To do: Show every line of the data below that includes the word "柜子地址".

┄┄┄┄┄┄┄┄┄┄┄┄┄┄┄┄┄┄┄┄

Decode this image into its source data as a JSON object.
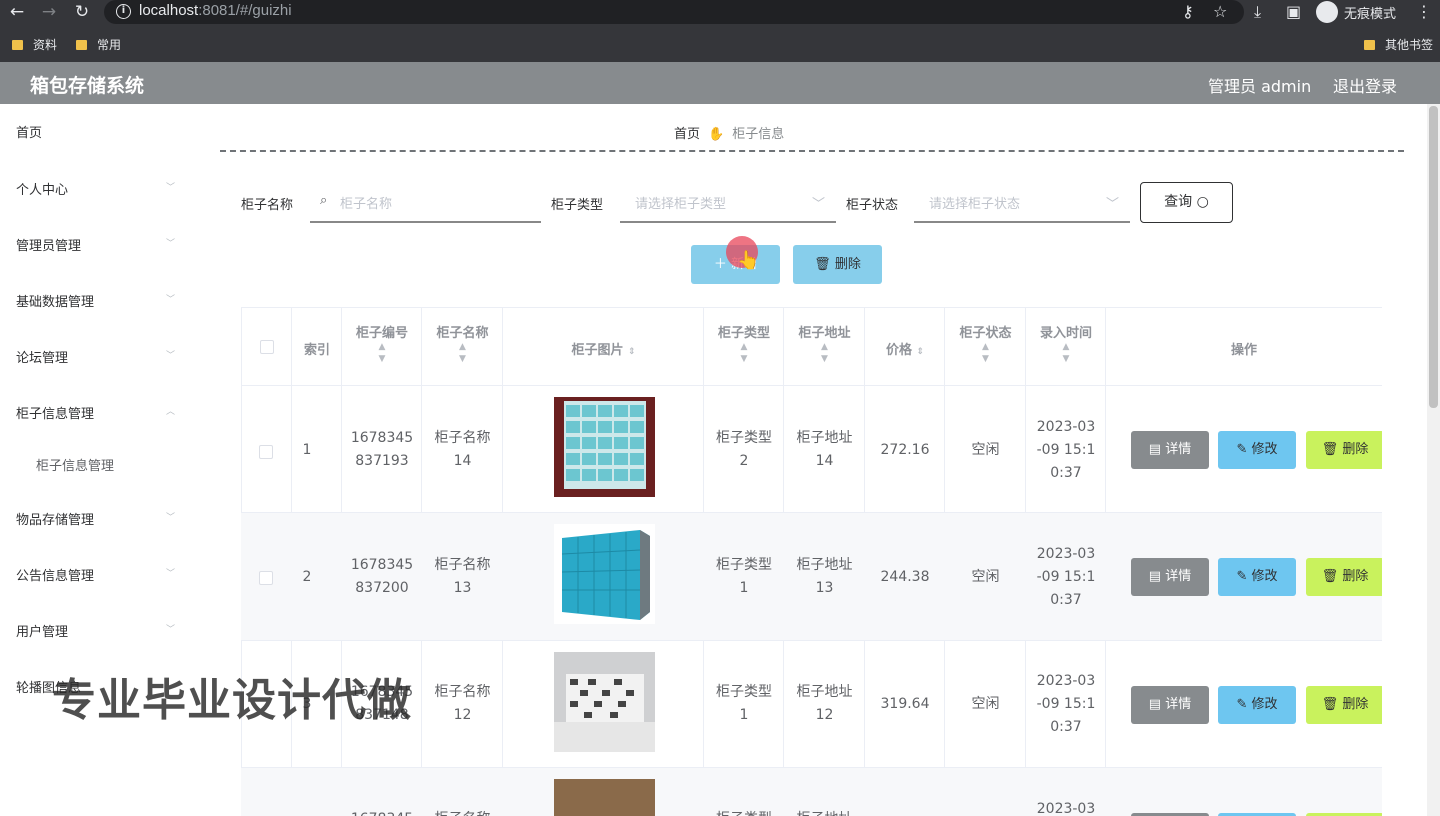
{
  "browser": {
    "url_host": "localhost",
    "url_path": ":8081/#/guizhi",
    "incognito_label": "无痕模式",
    "bookmarks": [
      "资料",
      "常用"
    ],
    "other_bookmarks": "其他书签"
  },
  "header": {
    "title": "箱包存储系统",
    "admin": "管理员 admin",
    "logout": "退出登录"
  },
  "sidebar": {
    "items": [
      "首页",
      "个人中心",
      "管理员管理",
      "基础数据管理",
      "论坛管理",
      "柜子信息管理",
      "柜子信息管理",
      "物品存储管理",
      "公告信息管理",
      "用户管理",
      "轮播图信息"
    ]
  },
  "breadcrumb": {
    "home": "首页",
    "current": "柜子信息"
  },
  "filters": {
    "name_label": "柜子名称",
    "name_placeholder": "柜子名称",
    "type_label": "柜子类型",
    "type_placeholder": "请选择柜子类型",
    "status_label": "柜子状态",
    "status_placeholder": "请选择柜子状态",
    "query": "查询"
  },
  "actions": {
    "add": "新增",
    "delete": "删除"
  },
  "table": {
    "headers": [
      "索引",
      "柜子编号",
      "柜子名称",
      "柜子图片",
      "柜子类型",
      "柜子地址",
      "价格",
      "柜子状态",
      "录入时间",
      "操作"
    ],
    "rows": [
      {
        "index": "1",
        "code": "1678345\n837193",
        "name": "柜子名称\n14",
        "type": "柜子类型\n2",
        "addr": "柜子地址\n14",
        "price": "272.16",
        "status": "空闲",
        "time": "2023-03\n-09 15:1\n0:37"
      },
      {
        "index": "2",
        "code": "1678345\n837200",
        "name": "柜子名称\n13",
        "type": "柜子类型\n1",
        "addr": "柜子地址\n13",
        "price": "244.38",
        "status": "空闲",
        "time": "2023-03\n-09 15:1\n0:37"
      },
      {
        "index": "3",
        "code": "1678345\n837148",
        "name": "柜子名称\n12",
        "type": "柜子类型\n1",
        "addr": "柜子地址\n12",
        "price": "319.64",
        "status": "空闲",
        "time": "2023-03\n-09 15:1\n0:37"
      },
      {
        "index": "",
        "code": "1678345",
        "name": "柜子名称",
        "type": "柜子类型",
        "addr": "柜子地址",
        "price": "",
        "status": "",
        "time": "2023-03"
      }
    ],
    "btn_detail": "详情",
    "btn_edit": "修改",
    "btn_delete": "删除"
  },
  "watermark": "专业毕业设计代做",
  "colors": {
    "header_bg": "#878b8e",
    "add_btn": "#87ceeb",
    "edit_btn": "#6ec6f0",
    "delete_btn": "#c9f25d"
  }
}
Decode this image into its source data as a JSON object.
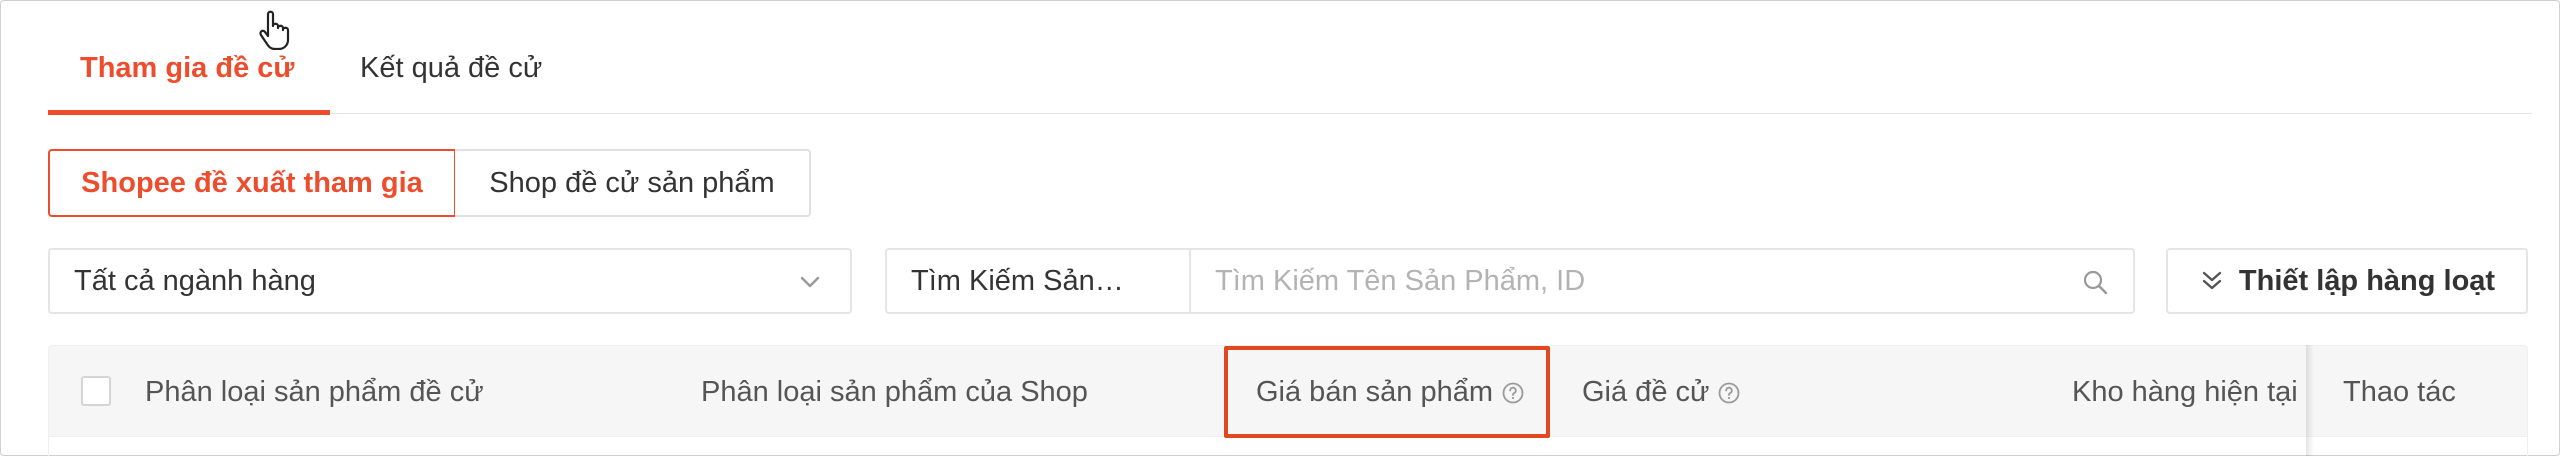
{
  "tabs": [
    {
      "label": "Tham gia đề cử",
      "active": true
    },
    {
      "label": "Kết quả đề cử",
      "active": false
    }
  ],
  "segments": [
    {
      "label": "Shopee đề xuất tham gia",
      "active": true
    },
    {
      "label": "Shop đề cử sản phẩm",
      "active": false
    }
  ],
  "filters": {
    "category_select": "Tất cả ngành hàng",
    "search_type": "Tìm Kiếm Sản…",
    "search_placeholder": "Tìm Kiếm Tên Sản Phẩm, ID",
    "bulk_button": "Thiết lập hàng loạt"
  },
  "table": {
    "headers": [
      "Phân loại sản phẩm đề cử",
      "Phân loại sản phẩm của Shop",
      "Giá bán sản phẩm",
      "Giá đề cử",
      "Kho hàng hiện tại",
      "Thao tác"
    ]
  },
  "colors": {
    "accent": "#ee4d2d",
    "highlight_box": "#e0491f"
  },
  "icons": [
    "chevron-down-icon",
    "search-icon",
    "double-chevron-down-icon",
    "help-circle-icon",
    "hand-pointer-icon"
  ]
}
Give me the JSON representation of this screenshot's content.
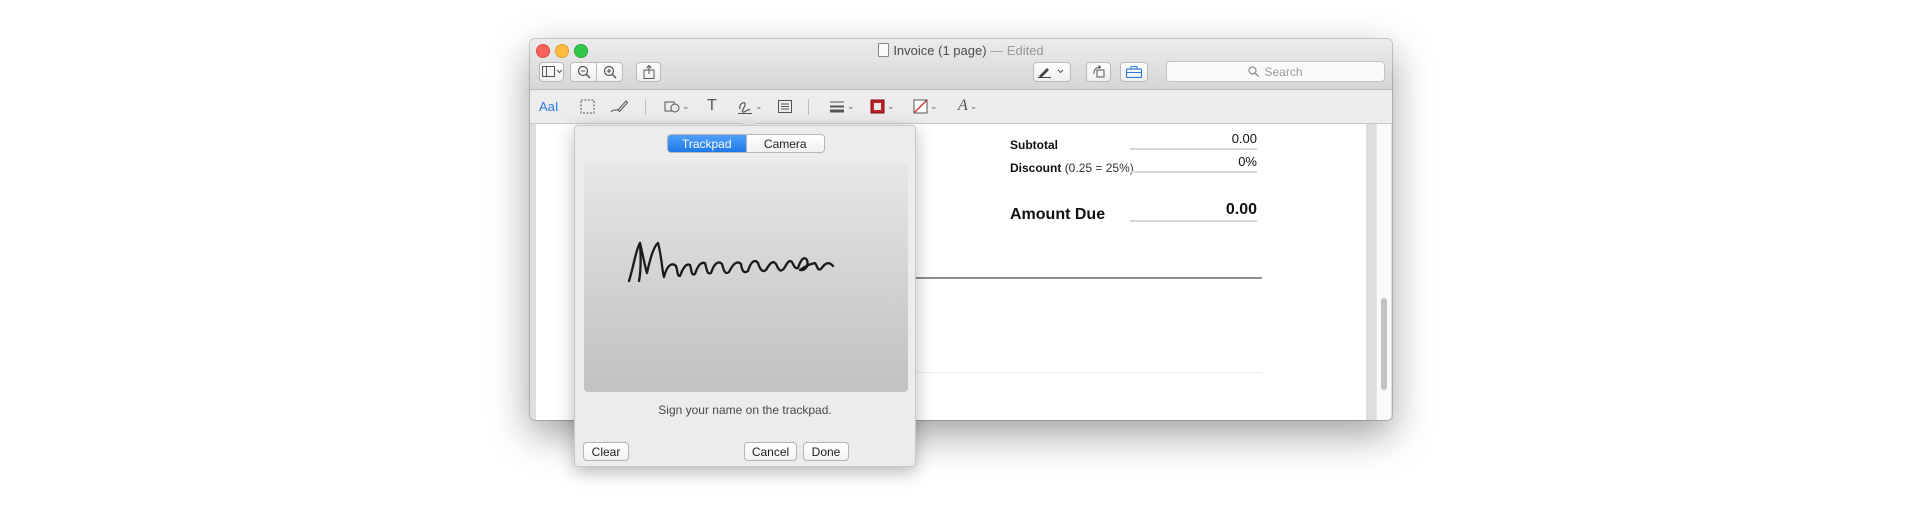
{
  "window": {
    "title": "Invoice (1 page)",
    "title_separator": "—",
    "status": "Edited"
  },
  "toolbar": {
    "search_placeholder": "Search",
    "buttons": [
      "sidebar-toggle",
      "zoom-out",
      "zoom-in",
      "share",
      "markup-pen",
      "rotate",
      "toolbox"
    ]
  },
  "markup_toolbar": {
    "text_selection_label": "AaI",
    "text_tool_label": "T",
    "font_tool_label": "A"
  },
  "invoice": {
    "subtotal_label": "Subtotal",
    "subtotal_value": "0.00",
    "discount_label": "Discount",
    "discount_note": "(0.25 = 25%)",
    "discount_value": "0%",
    "amount_due_label": "Amount Due",
    "amount_due_value": "0.00"
  },
  "signature_popover": {
    "tabs": [
      {
        "label": "Trackpad",
        "active": true
      },
      {
        "label": "Camera",
        "active": false
      }
    ],
    "signature_text": "Marrimora",
    "hint": "Sign your name on the trackpad.",
    "clear_label": "Clear",
    "cancel_label": "Cancel",
    "done_label": "Done"
  },
  "colors": {
    "accent": "#1f78e8",
    "close": "#fc615d",
    "minimize": "#fdbc40",
    "maximize": "#34c84a",
    "border_color_swatch": "#c0202a",
    "fill_color_swatch": "#ffffff"
  }
}
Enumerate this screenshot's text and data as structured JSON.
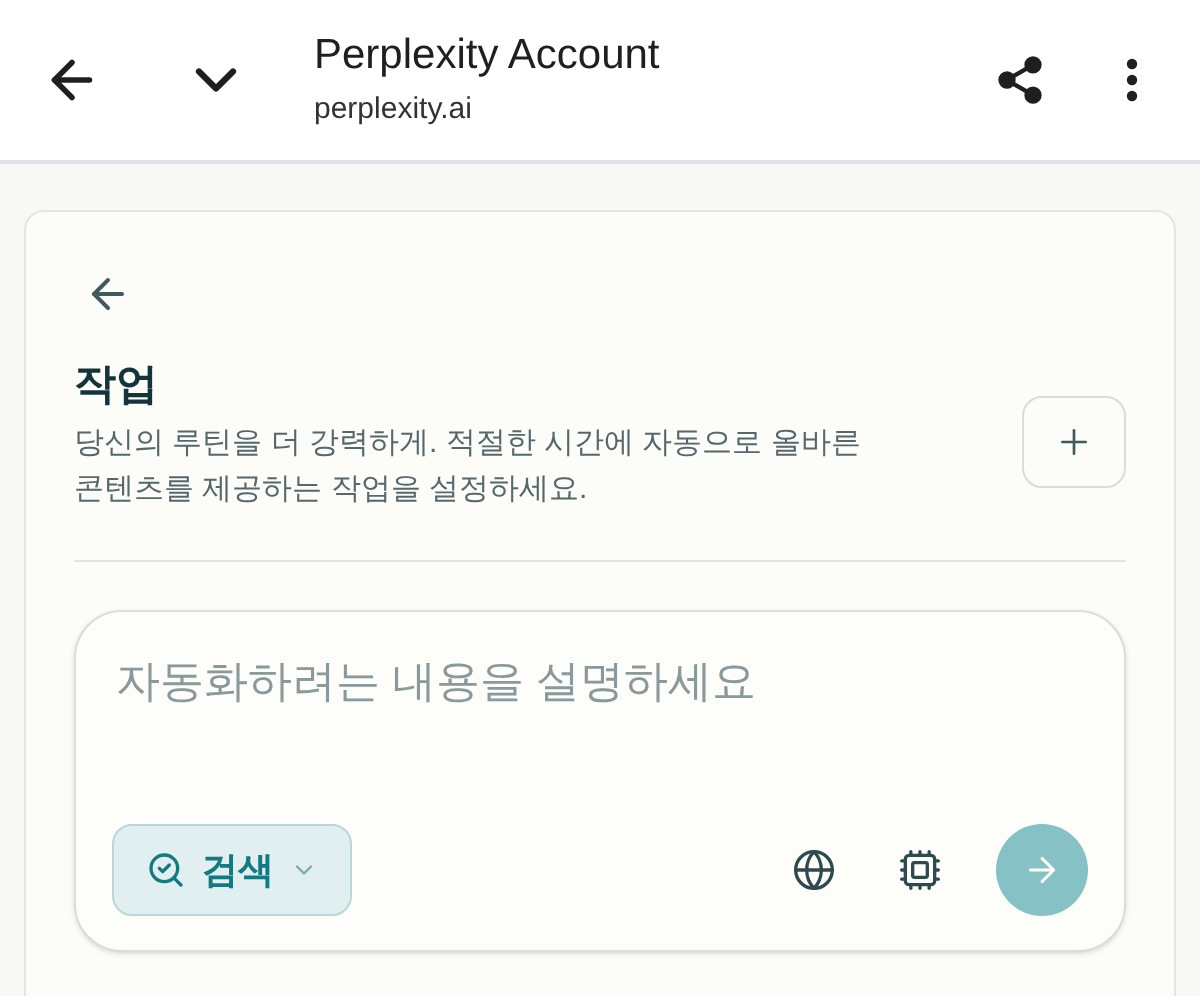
{
  "browser_bar": {
    "title": "Perplexity Account",
    "url": "perplexity.ai"
  },
  "tasks": {
    "title": "작업",
    "description": "당신의 루틴을 더 강력하게. 적절한 시간에 자동으로 올바른 콘텐츠를 제공하는 작업을 설정하세요."
  },
  "composer": {
    "placeholder": "자동화하려는 내용을 설명하세요",
    "mode": {
      "label": "검색"
    },
    "send": {
      "disabled": true
    }
  }
}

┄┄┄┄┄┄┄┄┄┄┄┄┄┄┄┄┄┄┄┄

Response for this exercise:
      "柜子地址",
        "addr": "柜子地址\n14",
        "addr": "柜子地址\n13",
        "addr": "柜子地址\n12",
        "addr": "柜子地址",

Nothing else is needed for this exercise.